Soybeans: On Friday there was only thin volume trade in beans, so there was not the same buying as seen in corn. That left the bean market to play catch up this morning. Even with the corn called to start the day steady, there was a good size rally which beans needed to catch up to. Fundamentally supply is looking good as South America still looks to have a good weather setup. Estimates for their production continue to rise. On the demand side both crush and exports are ahead of the USDA expected pace. Going over to the technical side the Jan beans had a major level of resistance that many were watching out for. That level was 1068 and on a bounce that is exactly where beans stopped. That left thoughts of just how high could the beans go if we were to break that level. Shortly after that, 1068 was taken out with very little additional buying to keep beans running higher. Without that support, the beans gave back a good amount of earlier gains and suddenly didn’t like quite so bullish.

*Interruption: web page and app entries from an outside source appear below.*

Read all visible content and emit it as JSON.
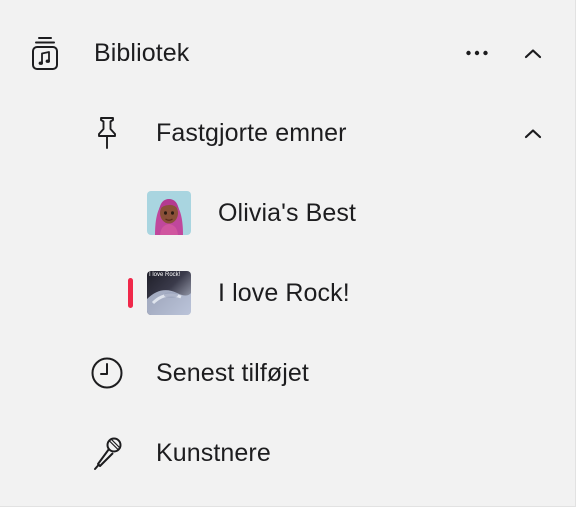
{
  "colors": {
    "background": "#f2f2f2",
    "text": "#1d1d1f",
    "accent": "#f0284a"
  },
  "library": {
    "label": "Bibliotek",
    "icon": "library-icon",
    "more_icon": "more-icon",
    "collapse_icon": "chevron-up-icon"
  },
  "pinned": {
    "label": "Fastgjorte emner",
    "icon": "pin-icon",
    "collapse_icon": "chevron-up-icon",
    "items": [
      {
        "label": "Olivia's Best",
        "artwork": "avatar-artwork",
        "selected": false
      },
      {
        "label": "I love Rock!",
        "artwork": "rock-album-artwork",
        "artwork_text": "I love Rock!",
        "selected": true
      }
    ]
  },
  "recent": {
    "label": "Senest tilføjet",
    "icon": "clock-icon"
  },
  "artists": {
    "label": "Kunstnere",
    "icon": "microphone-icon"
  }
}
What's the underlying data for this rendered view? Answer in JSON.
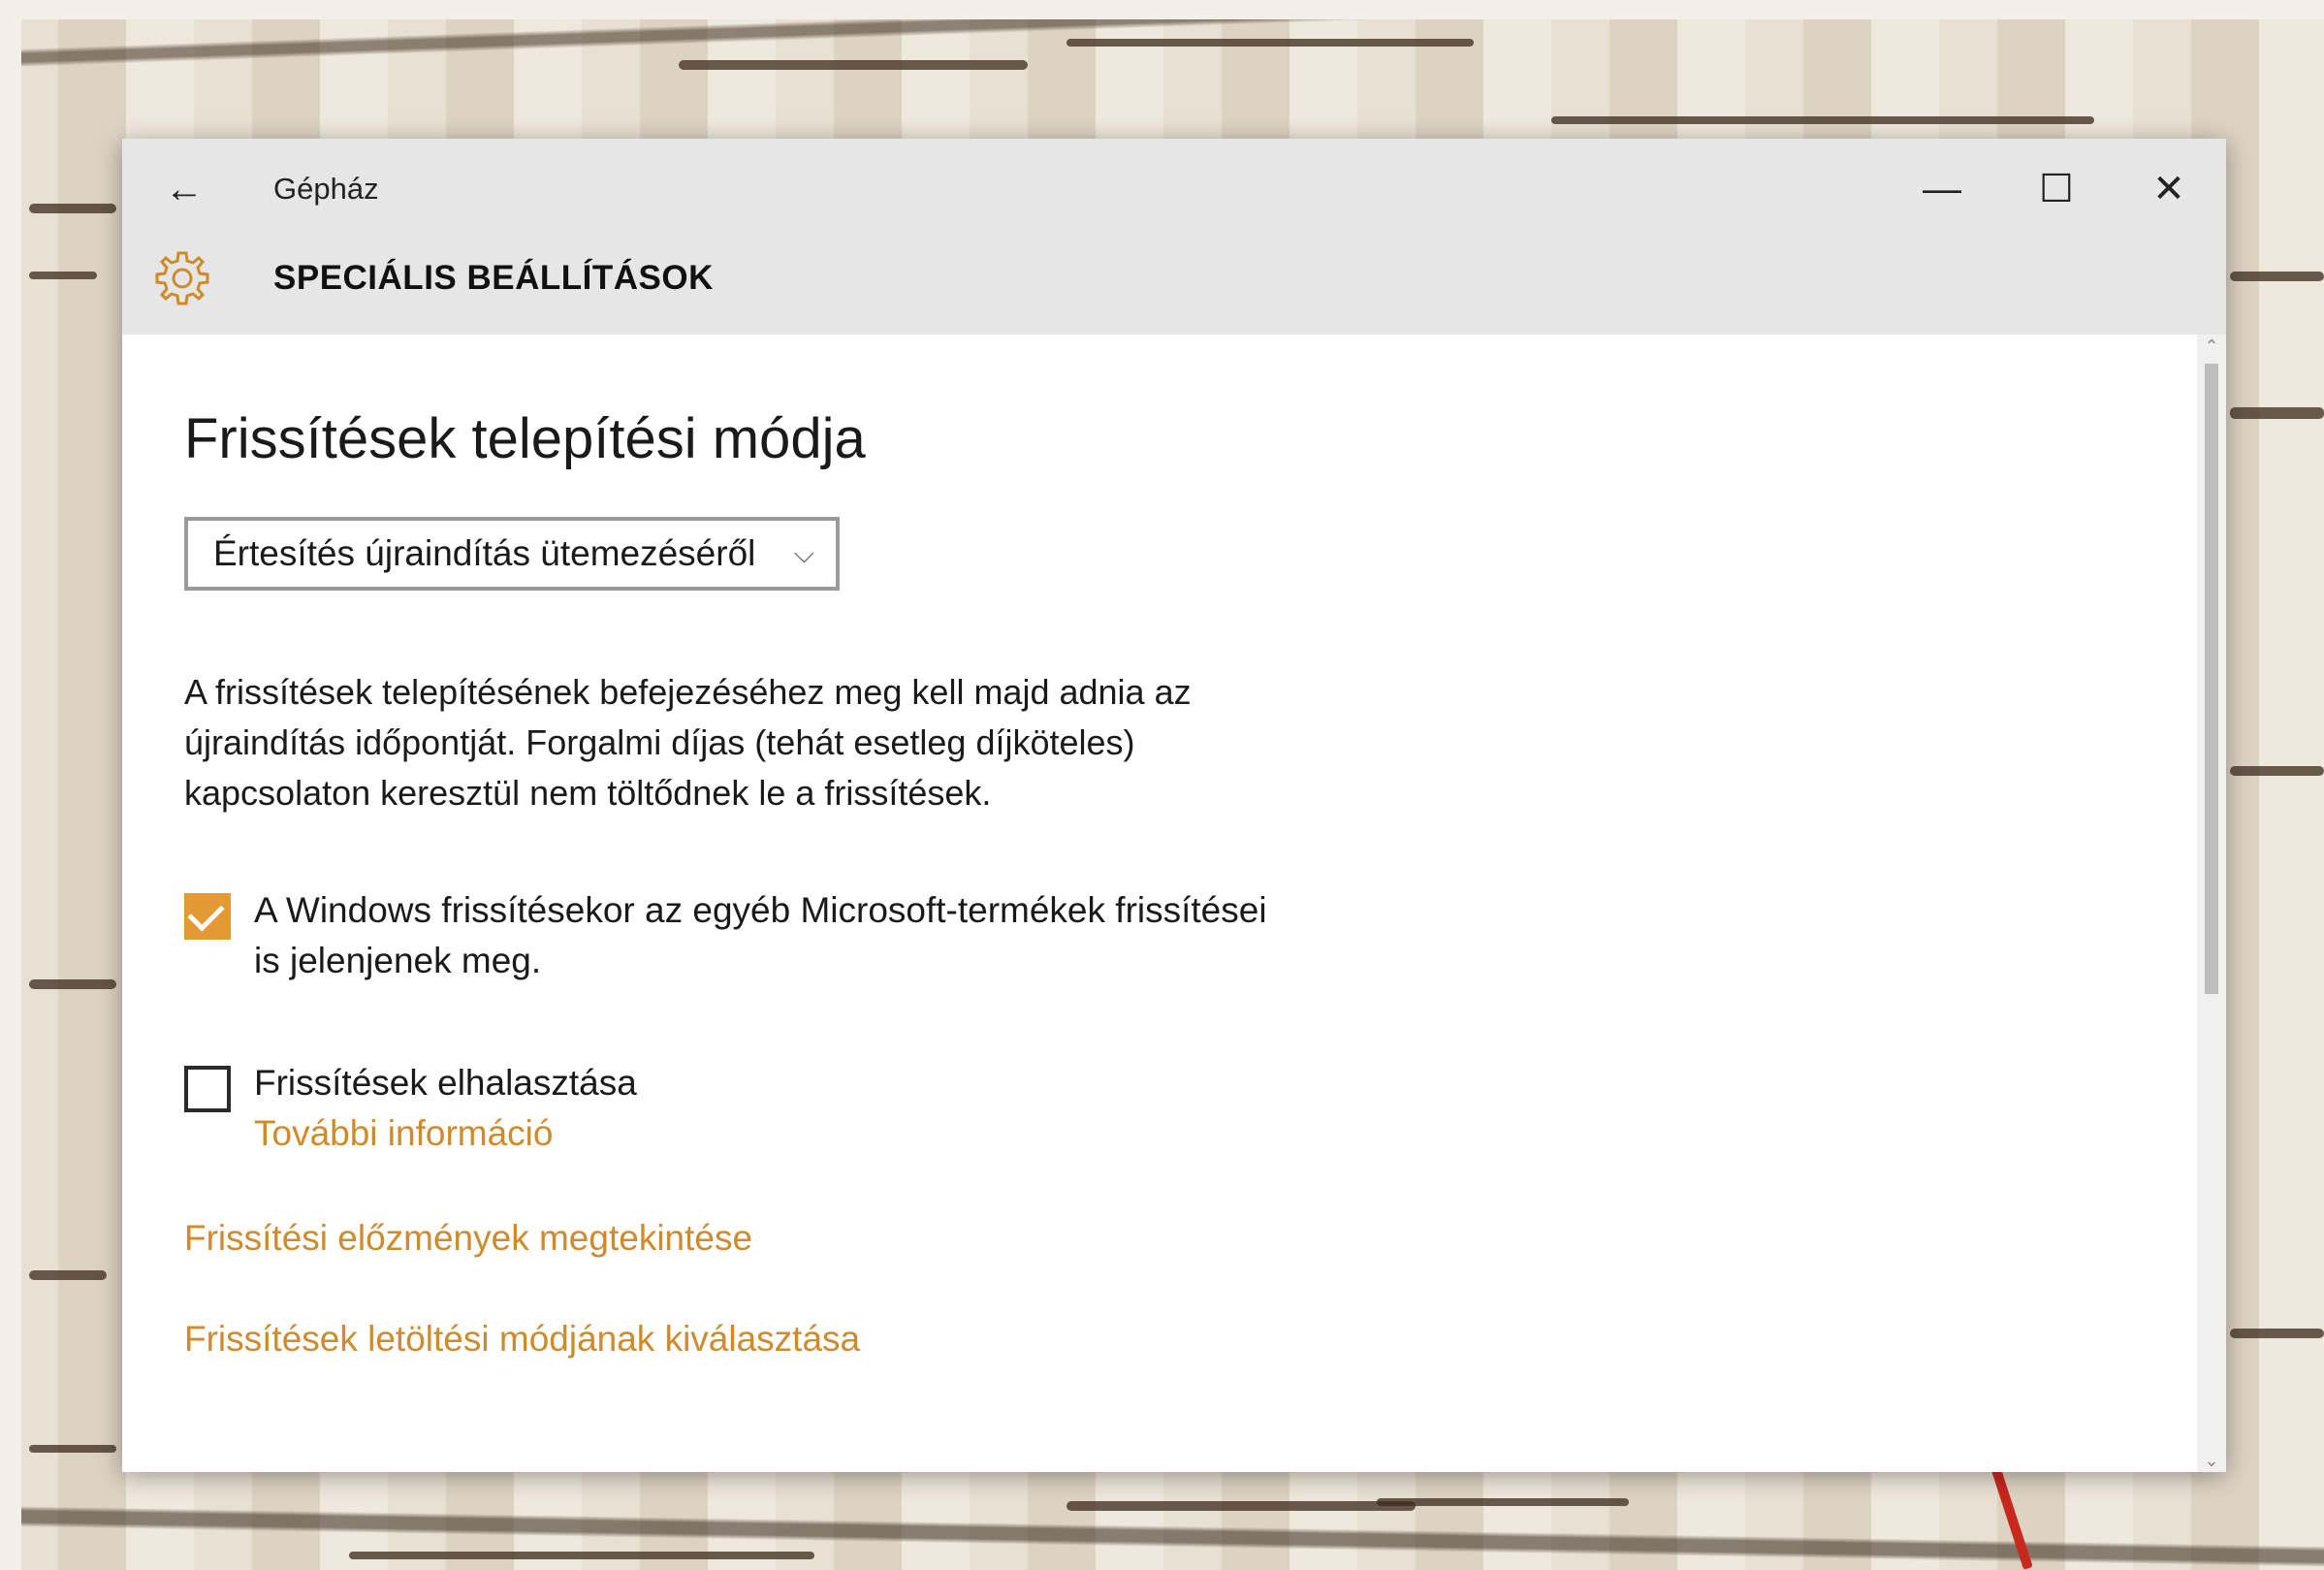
{
  "window": {
    "app_title": "Gépház",
    "back_icon": "arrow-left-icon",
    "controls": {
      "minimize": "—",
      "maximize": "☐",
      "close": "✕"
    }
  },
  "header": {
    "icon": "gear-icon",
    "title": "SPECIÁLIS BEÁLLÍTÁSOK"
  },
  "main": {
    "section_title": "Frissítések telepítési módja",
    "dropdown": {
      "value": "Értesítés újraindítás ütemezéséről",
      "chevron": "⌵"
    },
    "description": "A frissítések telepítésének befejezéséhez meg kell majd adnia az újraindítás időpontját. Forgalmi díjas (tehát esetleg díjköteles) kapcsolaton keresztül nem töltődnek le a frissítések.",
    "checkbox_other_products": {
      "label": "A Windows frissítésekor az egyéb Microsoft-termékek frissítései is jelenjenek meg.",
      "checked": true
    },
    "checkbox_defer": {
      "label": "Frissítések elhalasztása",
      "checked": false,
      "more_info_link": "További információ"
    },
    "links": {
      "history": "Frissítési előzmények megtekintése",
      "download_mode": "Frissítések letöltési módjának kiválasztása"
    }
  },
  "colors": {
    "accent": "#e39a33",
    "link": "#d08a2a",
    "titlebar": "#e6e6e6"
  }
}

There is no doubt that an uptrend is still in place but large buying on breaking resistance did not surface. Without that buying it now looks that if beans are to head higher from here it could happen much slower than the bulls could have hoped for. As with the corn, the deferred months of beans such as November 10 did not take part in the rally nearly to the extent of front month contracts. November 10 barely managed to trade at 1055 and even ended up closing lower on the day. That contract continues to move to new high territory making additional rallies unable to translate to gains in the deferred months. This means that those looking for $12 beans are not likely to find them anytime soon for next November.
Wheat: With the choppy trade seen in wheat lately, it should come as no surprise that this market was once again the leader to the upside. March wheat is approaching its recent resistance of 604 3/4 and only those willing to take on a high amount of risk should sell at that level. Options or spreads are still the way to go for this market. There was some small talk this morning of concern that winter wheat acres will not be as high as expected. This likely will not come as much of a surprise to most and probably reflects only a couple cents out of the 15 higher move seen in this market today. If you want to sell this market then the 6 dollar level has been good resistance but again, we would recommend options.
Ryan Ettner is a registered broker and grain analyst at Allendale, Inc. in McHenry, IL. Allendale is registered with the CFTC and NFA and is a member of the NIBA. www.allendale-inc.com